#### What the exercise asks:
Please write out the complete listing that follows, exactly as it reads.
━━ Material supplied ━━
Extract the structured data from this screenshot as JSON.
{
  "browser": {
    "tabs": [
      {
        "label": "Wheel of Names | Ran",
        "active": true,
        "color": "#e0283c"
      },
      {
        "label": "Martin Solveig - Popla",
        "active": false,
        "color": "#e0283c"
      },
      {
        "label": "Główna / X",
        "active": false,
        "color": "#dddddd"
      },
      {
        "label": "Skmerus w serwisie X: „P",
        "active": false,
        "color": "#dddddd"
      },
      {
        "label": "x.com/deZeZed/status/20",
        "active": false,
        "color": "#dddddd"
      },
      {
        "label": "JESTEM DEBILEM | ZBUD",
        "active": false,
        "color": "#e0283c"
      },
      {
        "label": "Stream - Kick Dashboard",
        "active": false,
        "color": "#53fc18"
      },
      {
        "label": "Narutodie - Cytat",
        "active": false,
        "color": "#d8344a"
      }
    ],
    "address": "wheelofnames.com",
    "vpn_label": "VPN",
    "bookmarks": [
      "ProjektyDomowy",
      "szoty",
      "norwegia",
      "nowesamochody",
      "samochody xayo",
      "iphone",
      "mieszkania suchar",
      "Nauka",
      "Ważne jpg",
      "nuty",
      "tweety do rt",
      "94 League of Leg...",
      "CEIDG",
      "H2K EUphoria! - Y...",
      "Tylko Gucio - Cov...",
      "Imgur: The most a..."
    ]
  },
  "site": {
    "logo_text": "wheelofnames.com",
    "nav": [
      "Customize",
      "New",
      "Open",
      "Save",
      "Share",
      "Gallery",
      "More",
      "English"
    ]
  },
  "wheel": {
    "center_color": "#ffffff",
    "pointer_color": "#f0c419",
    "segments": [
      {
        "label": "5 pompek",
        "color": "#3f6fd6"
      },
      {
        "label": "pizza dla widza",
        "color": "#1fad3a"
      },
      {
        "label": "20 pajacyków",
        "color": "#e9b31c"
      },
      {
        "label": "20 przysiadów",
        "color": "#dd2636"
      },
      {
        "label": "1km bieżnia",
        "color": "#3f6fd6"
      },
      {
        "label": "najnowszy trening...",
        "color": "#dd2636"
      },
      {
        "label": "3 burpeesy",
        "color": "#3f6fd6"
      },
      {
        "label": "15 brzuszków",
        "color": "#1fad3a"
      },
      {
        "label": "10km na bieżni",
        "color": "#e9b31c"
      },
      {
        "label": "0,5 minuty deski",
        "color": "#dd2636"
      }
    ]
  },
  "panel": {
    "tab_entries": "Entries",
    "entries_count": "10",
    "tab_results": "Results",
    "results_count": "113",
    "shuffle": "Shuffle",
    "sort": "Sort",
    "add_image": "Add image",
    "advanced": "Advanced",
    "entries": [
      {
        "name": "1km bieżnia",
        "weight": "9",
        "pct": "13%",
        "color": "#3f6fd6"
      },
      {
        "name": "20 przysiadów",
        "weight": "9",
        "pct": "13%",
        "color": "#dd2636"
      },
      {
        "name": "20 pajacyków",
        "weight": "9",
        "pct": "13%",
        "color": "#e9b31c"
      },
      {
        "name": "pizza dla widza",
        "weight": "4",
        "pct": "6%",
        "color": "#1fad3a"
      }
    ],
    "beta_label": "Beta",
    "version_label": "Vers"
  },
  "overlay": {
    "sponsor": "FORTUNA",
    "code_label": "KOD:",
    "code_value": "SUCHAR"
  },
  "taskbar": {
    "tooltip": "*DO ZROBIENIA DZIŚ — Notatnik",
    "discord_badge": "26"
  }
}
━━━
#### The completed task:
Extract the structured data from this screenshot as JSON.
{
  "browser": {
    "tabs": [
      {
        "label": "Wheel of Names | Ran",
        "active": true,
        "color": "#e0283c"
      },
      {
        "label": "Martin Solveig - Popla",
        "active": false,
        "color": "#e0283c"
      },
      {
        "label": "Główna / X",
        "active": false,
        "color": "#dddddd"
      },
      {
        "label": "Skmerus w serwisie X: „P",
        "active": false,
        "color": "#dddddd"
      },
      {
        "label": "x.com/deZeZed/status/20",
        "active": false,
        "color": "#dddddd"
      },
      {
        "label": "JESTEM DEBILEM | ZBUD",
        "active": false,
        "color": "#e0283c"
      },
      {
        "label": "Stream - Kick Dashboard",
        "active": false,
        "color": "#53fc18"
      },
      {
        "label": "Narutodie - Cytat",
        "active": false,
        "color": "#d8344a"
      }
    ],
    "address": "wheelofnames.com",
    "vpn_label": "VPN",
    "bookmarks": [
      "ProjektyDomowy",
      "szoty",
      "norwegia",
      "nowesamochody",
      "samochody xayo",
      "iphone",
      "mieszkania suchar",
      "Nauka",
      "Ważne jpg",
      "nuty",
      "tweety do rt",
      "94 League of Leg...",
      "CEIDG",
      "H2K EUphoria! - Y...",
      "Tylko Gucio - Cov...",
      "Imgur: The most a..."
    ]
  },
  "site": {
    "logo_text": "wheelofnames.com",
    "nav": [
      "Customize",
      "New",
      "Open",
      "Save",
      "Share",
      "Gallery",
      "More",
      "English"
    ]
  },
  "wheel": {
    "center_color": "#ffffff",
    "pointer_color": "#f0c419",
    "segments": [
      {
        "label": "5 pompek",
        "color": "#3f6fd6"
      },
      {
        "label": "pizza dla widza",
        "color": "#1fad3a"
      },
      {
        "label": "20 pajacyków",
        "color": "#e9b31c"
      },
      {
        "label": "20 przysiadów",
        "color": "#dd2636"
      },
      {
        "label": "1km bieżnia",
        "color": "#3f6fd6"
      },
      {
        "label": "najnowszy trening...",
        "color": "#dd2636"
      },
      {
        "label": "3 burpeesy",
        "color": "#3f6fd6"
      },
      {
        "label": "15 brzuszków",
        "color": "#1fad3a"
      },
      {
        "label": "10km na bieżni",
        "color": "#e9b31c"
      },
      {
        "label": "0,5 minuty deski",
        "color": "#dd2636"
      }
    ]
  },
  "panel": {
    "tab_entries": "Entries",
    "entries_count": "10",
    "tab_results": "Results",
    "results_count": "113",
    "shuffle": "Shuffle",
    "sort": "Sort",
    "add_image": "Add image",
    "advanced": "Advanced",
    "entries": [
      {
        "name": "1km bieżnia",
        "weight": "9",
        "pct": "13%",
        "color": "#3f6fd6"
      },
      {
        "name": "20 przysiadów",
        "weight": "9",
        "pct": "13%",
        "color": "#dd2636"
      },
      {
        "name": "20 pajacyków",
        "weight": "9",
        "pct": "13%",
        "color": "#e9b31c"
      },
      {
        "name": "pizza dla widza",
        "weight": "4",
        "pct": "6%",
        "color": "#1fad3a"
      }
    ],
    "beta_label": "Beta",
    "version_label": "Vers"
  },
  "overlay": {
    "sponsor": "FORTUNA",
    "code_label": "KOD:",
    "code_value": "SUCHAR"
  },
  "taskbar": {
    "tooltip": "*DO ZROBIENIA DZIŚ — Notatnik",
    "discord_badge": "26"
  }
}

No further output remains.